* Entries supplied *
━━━━━━━━━━━━━━━━

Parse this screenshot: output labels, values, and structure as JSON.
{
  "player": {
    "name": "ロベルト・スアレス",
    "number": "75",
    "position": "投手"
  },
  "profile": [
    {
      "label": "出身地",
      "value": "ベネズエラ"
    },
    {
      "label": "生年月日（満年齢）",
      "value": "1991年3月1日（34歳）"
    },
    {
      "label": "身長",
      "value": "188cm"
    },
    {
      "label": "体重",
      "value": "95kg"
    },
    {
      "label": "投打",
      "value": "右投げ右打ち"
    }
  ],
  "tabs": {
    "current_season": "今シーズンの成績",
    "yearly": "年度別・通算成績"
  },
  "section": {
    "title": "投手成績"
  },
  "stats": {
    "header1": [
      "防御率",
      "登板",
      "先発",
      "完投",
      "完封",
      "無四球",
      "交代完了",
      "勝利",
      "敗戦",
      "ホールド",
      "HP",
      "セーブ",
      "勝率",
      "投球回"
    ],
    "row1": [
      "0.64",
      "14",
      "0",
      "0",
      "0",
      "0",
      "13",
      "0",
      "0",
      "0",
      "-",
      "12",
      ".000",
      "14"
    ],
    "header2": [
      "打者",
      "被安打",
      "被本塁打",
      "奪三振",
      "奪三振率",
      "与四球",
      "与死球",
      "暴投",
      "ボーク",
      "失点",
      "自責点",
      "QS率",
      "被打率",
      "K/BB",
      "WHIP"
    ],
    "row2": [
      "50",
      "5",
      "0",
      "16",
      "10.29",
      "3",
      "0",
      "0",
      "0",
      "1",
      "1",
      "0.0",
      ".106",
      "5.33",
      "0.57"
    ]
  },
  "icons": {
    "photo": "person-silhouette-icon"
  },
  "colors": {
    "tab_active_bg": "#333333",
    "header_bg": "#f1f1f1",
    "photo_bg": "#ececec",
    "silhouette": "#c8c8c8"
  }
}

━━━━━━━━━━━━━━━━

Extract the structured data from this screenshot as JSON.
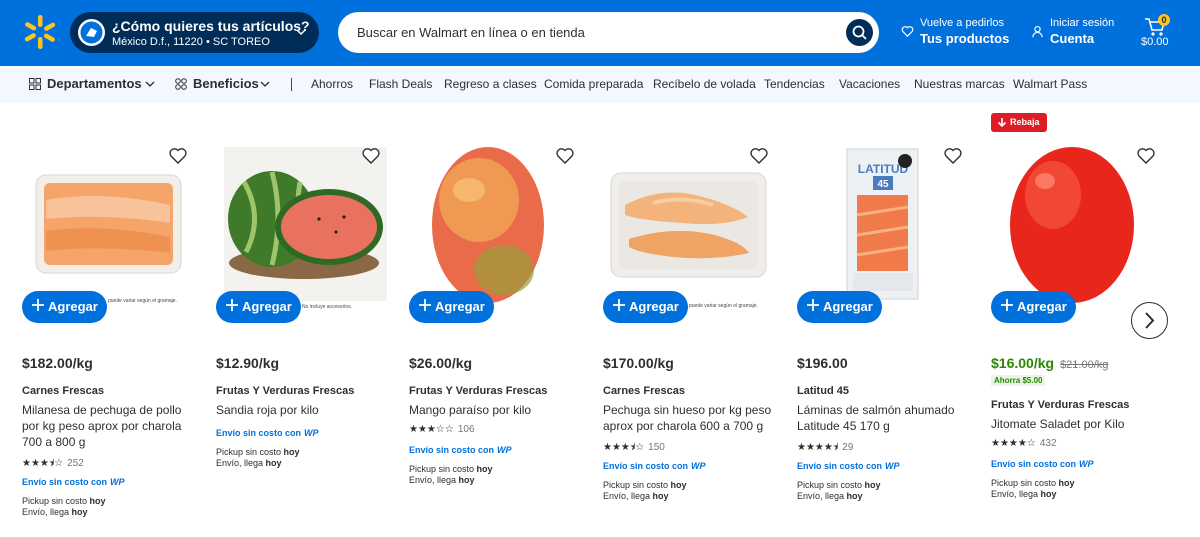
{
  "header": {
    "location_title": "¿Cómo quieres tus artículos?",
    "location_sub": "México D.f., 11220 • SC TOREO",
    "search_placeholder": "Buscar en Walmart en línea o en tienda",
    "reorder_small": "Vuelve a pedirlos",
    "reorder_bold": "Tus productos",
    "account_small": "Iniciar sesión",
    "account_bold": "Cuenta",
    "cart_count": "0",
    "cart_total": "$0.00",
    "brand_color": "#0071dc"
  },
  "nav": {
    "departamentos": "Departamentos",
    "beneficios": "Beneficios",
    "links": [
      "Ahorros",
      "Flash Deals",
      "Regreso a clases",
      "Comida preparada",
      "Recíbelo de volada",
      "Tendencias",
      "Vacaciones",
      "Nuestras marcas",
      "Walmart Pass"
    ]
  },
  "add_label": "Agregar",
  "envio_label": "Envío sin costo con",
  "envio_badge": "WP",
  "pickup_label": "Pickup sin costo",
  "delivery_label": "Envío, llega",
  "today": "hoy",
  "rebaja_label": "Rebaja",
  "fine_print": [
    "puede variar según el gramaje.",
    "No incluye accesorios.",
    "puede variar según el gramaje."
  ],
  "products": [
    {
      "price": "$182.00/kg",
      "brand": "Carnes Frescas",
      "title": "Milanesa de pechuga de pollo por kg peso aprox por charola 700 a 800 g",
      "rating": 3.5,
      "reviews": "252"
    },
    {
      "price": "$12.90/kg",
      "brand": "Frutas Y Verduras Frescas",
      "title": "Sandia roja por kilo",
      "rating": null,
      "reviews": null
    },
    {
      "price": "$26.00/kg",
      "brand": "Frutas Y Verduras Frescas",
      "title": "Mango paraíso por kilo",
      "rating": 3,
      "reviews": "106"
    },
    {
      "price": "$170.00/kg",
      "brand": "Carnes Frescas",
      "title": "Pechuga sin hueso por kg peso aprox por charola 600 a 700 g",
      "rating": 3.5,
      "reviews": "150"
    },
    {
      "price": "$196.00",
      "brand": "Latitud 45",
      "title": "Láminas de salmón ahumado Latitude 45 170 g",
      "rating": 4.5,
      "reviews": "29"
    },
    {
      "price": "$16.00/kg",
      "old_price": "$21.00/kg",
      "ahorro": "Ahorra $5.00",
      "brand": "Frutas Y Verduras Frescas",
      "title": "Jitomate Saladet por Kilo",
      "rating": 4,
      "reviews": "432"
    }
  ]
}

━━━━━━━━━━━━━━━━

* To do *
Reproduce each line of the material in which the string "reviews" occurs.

* Expected answer *
      "reviews": "252"
      "reviews": null
      "reviews": "106"
      "reviews": "150"
      "reviews": "29"
      "reviews": "432"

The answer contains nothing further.